With European Commission vice-president Maros Sefcovic poised to speak on the issue, EU proposals on Brexit’s Northern Ireland Protocol are expected to slash red tape on Irish Sea trade but fall short of a UK demand on axing the role of European judges.
Mr Sefcovic will unveil a series of measures early on Wednesday evening aimed at addressing issues around customs paperwork and the movement of agri-food goods and medicines between Great Britain and Northern Ireland.
Mr Sefcovic, who has promised the proposals will be “very far reaching”, has also pledged to offer more of a consultative role for politicians and civic society in Northern Ireland on how the contentious trading arrangements operate.
The EU plan is expected to significantly reduce the volume of paperwork and checks required under the protocol on goods being shipped into Northern Ireland from the rest of the UK.
Issues around looming bans on the import of some GB products into Northern Ireland, such as chilled meats, are also set to be addressed in the proposals.

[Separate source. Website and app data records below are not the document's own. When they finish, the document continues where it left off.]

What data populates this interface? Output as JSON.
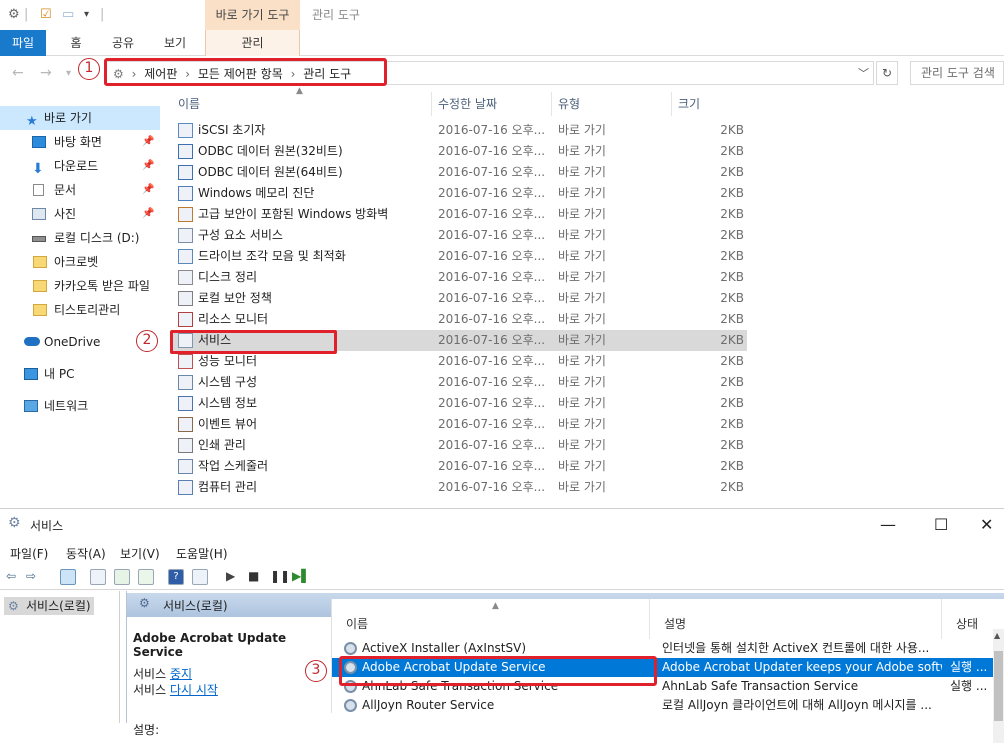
{
  "explorer": {
    "context_tab_group": "바로 가기 도구",
    "context_inactive": "관리 도구",
    "ribbon_tabs": [
      "파일",
      "홈",
      "공유",
      "보기",
      "관리"
    ],
    "breadcrumbs": [
      "제어판",
      "모든 제어판 항목",
      "관리 도구"
    ],
    "search_placeholder": "관리 도구 검색",
    "callouts": [
      "1",
      "2",
      "3"
    ],
    "nav": [
      {
        "label": "바로 가기",
        "icon": "star-icon"
      },
      {
        "label": "바탕 화면",
        "icon": "desktop-icon"
      },
      {
        "label": "다운로드",
        "icon": "download-icon"
      },
      {
        "label": "문서",
        "icon": "document-icon"
      },
      {
        "label": "사진",
        "icon": "picture-icon"
      },
      {
        "label": "로컬 디스크 (D:)",
        "icon": "drive-icon"
      },
      {
        "label": "아크로벳",
        "icon": "folder-icon"
      },
      {
        "label": "카카오톡 받은 파일",
        "icon": "folder-icon"
      },
      {
        "label": "티스토리관리",
        "icon": "folder-icon"
      },
      {
        "label": "OneDrive",
        "icon": "cloud-icon"
      },
      {
        "label": "내 PC",
        "icon": "computer-icon"
      },
      {
        "label": "네트워크",
        "icon": "network-icon"
      }
    ],
    "columns": [
      "이름",
      "수정한 날짜",
      "유형",
      "크기"
    ],
    "files": [
      {
        "name": "iSCSI 초기자",
        "date": "2016-07-16 오후...",
        "type": "바로 가기",
        "size": "2KB"
      },
      {
        "name": "ODBC 데이터 원본(32비트)",
        "date": "2016-07-16 오후...",
        "type": "바로 가기",
        "size": "2KB"
      },
      {
        "name": "ODBC 데이터 원본(64비트)",
        "date": "2016-07-16 오후...",
        "type": "바로 가기",
        "size": "2KB"
      },
      {
        "name": "Windows 메모리 진단",
        "date": "2016-07-16 오후...",
        "type": "바로 가기",
        "size": "2KB"
      },
      {
        "name": "고급 보안이 포함된 Windows 방화벽",
        "date": "2016-07-16 오후...",
        "type": "바로 가기",
        "size": "2KB"
      },
      {
        "name": "구성 요소 서비스",
        "date": "2016-07-16 오후...",
        "type": "바로 가기",
        "size": "2KB"
      },
      {
        "name": "드라이브 조각 모음 및 최적화",
        "date": "2016-07-16 오후...",
        "type": "바로 가기",
        "size": "2KB"
      },
      {
        "name": "디스크 정리",
        "date": "2016-07-16 오후...",
        "type": "바로 가기",
        "size": "2KB"
      },
      {
        "name": "로컬 보안 정책",
        "date": "2016-07-16 오후...",
        "type": "바로 가기",
        "size": "2KB"
      },
      {
        "name": "리소스 모니터",
        "date": "2016-07-16 오후...",
        "type": "바로 가기",
        "size": "2KB"
      },
      {
        "name": "서비스",
        "date": "2016-07-16 오후...",
        "type": "바로 가기",
        "size": "2KB"
      },
      {
        "name": "성능 모니터",
        "date": "2016-07-16 오후...",
        "type": "바로 가기",
        "size": "2KB"
      },
      {
        "name": "시스템 구성",
        "date": "2016-07-16 오후...",
        "type": "바로 가기",
        "size": "2KB"
      },
      {
        "name": "시스템 정보",
        "date": "2016-07-16 오후...",
        "type": "바로 가기",
        "size": "2KB"
      },
      {
        "name": "이벤트 뷰어",
        "date": "2016-07-16 오후...",
        "type": "바로 가기",
        "size": "2KB"
      },
      {
        "name": "인쇄 관리",
        "date": "2016-07-16 오후...",
        "type": "바로 가기",
        "size": "2KB"
      },
      {
        "name": "작업 스케줄러",
        "date": "2016-07-16 오후...",
        "type": "바로 가기",
        "size": "2KB"
      },
      {
        "name": "컴퓨터 관리",
        "date": "2016-07-16 오후...",
        "type": "바로 가기",
        "size": "2KB"
      }
    ]
  },
  "services": {
    "title": "서비스",
    "menu": [
      "파일(F)",
      "동작(A)",
      "보기(V)",
      "도움말(H)"
    ],
    "tree_node": "서비스(로컬)",
    "panel_header": "서비스(로컬)",
    "selected_title": "Adobe Acrobat Update Service",
    "stop_prefix": "서비스 ",
    "stop_link": "중지",
    "restart_prefix": "서비스 ",
    "restart_link": "다시 시작",
    "desc_label": "설명:",
    "columns": [
      "이름",
      "설명",
      "상태"
    ],
    "rows": [
      {
        "name": "ActiveX Installer (AxInstSV)",
        "desc": "인터넷을 통해 설치한 ActiveX 컨트롤에 대한 사용...",
        "state": ""
      },
      {
        "name": "Adobe Acrobat Update Service",
        "desc": "Adobe Acrobat Updater keeps your Adobe softwa...",
        "state": "실행 ..."
      },
      {
        "name": "AhnLab Safe Transaction Service",
        "desc": "AhnLab Safe Transaction Service",
        "state": "실행 ..."
      },
      {
        "name": "AllJoyn Router Service",
        "desc": "로컬 AllJoyn 클라이언트에 대해 AllJoyn 메시지를 ...",
        "state": ""
      }
    ]
  }
}
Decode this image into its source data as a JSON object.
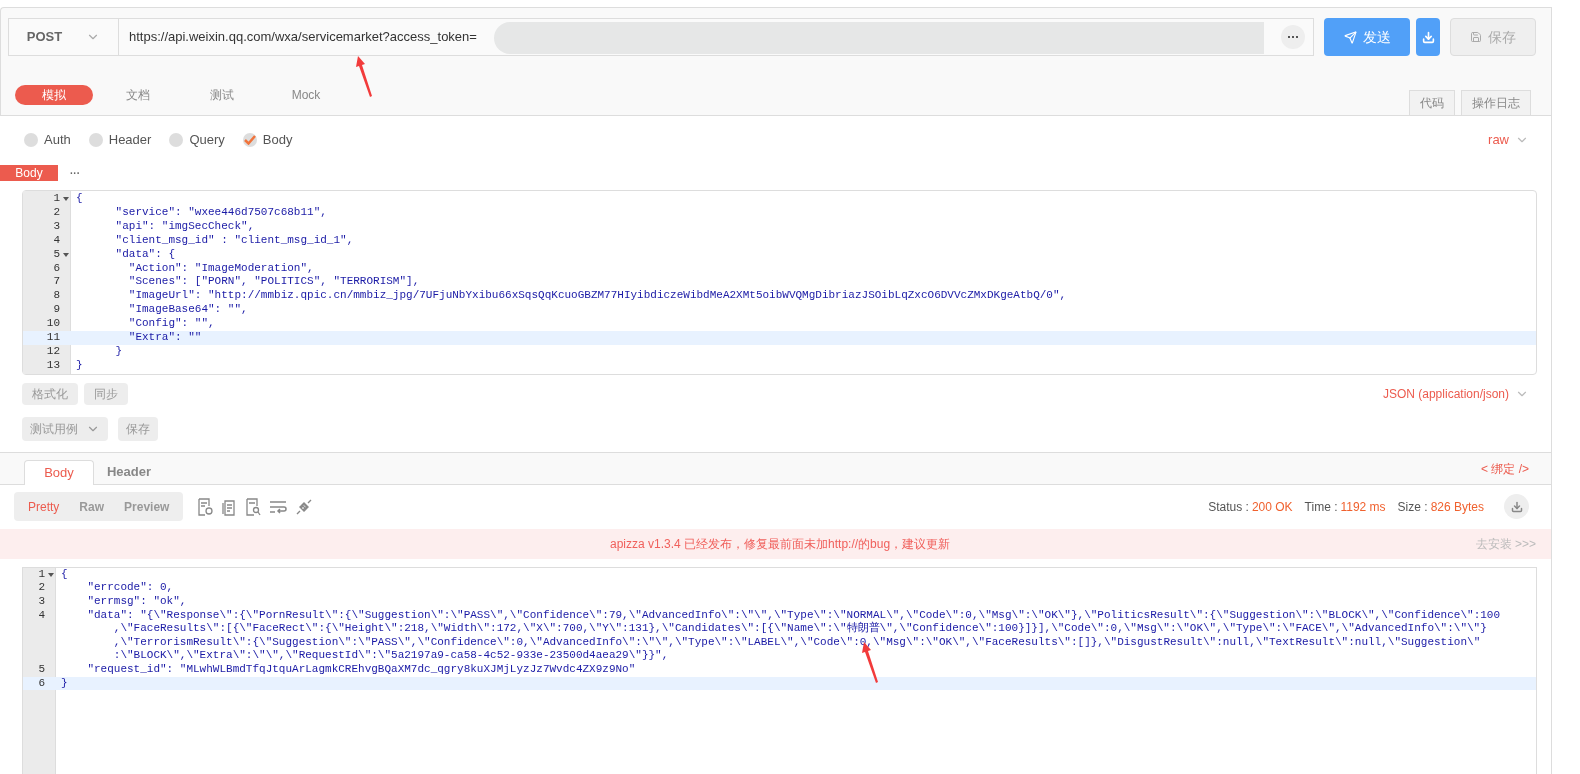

While the range of measures will potentially go some way to reducing everyday friction on trade caused by the protocol, they are unlikely to satisfy a UK Government demand over the role of the European Court of Justice (ECJ).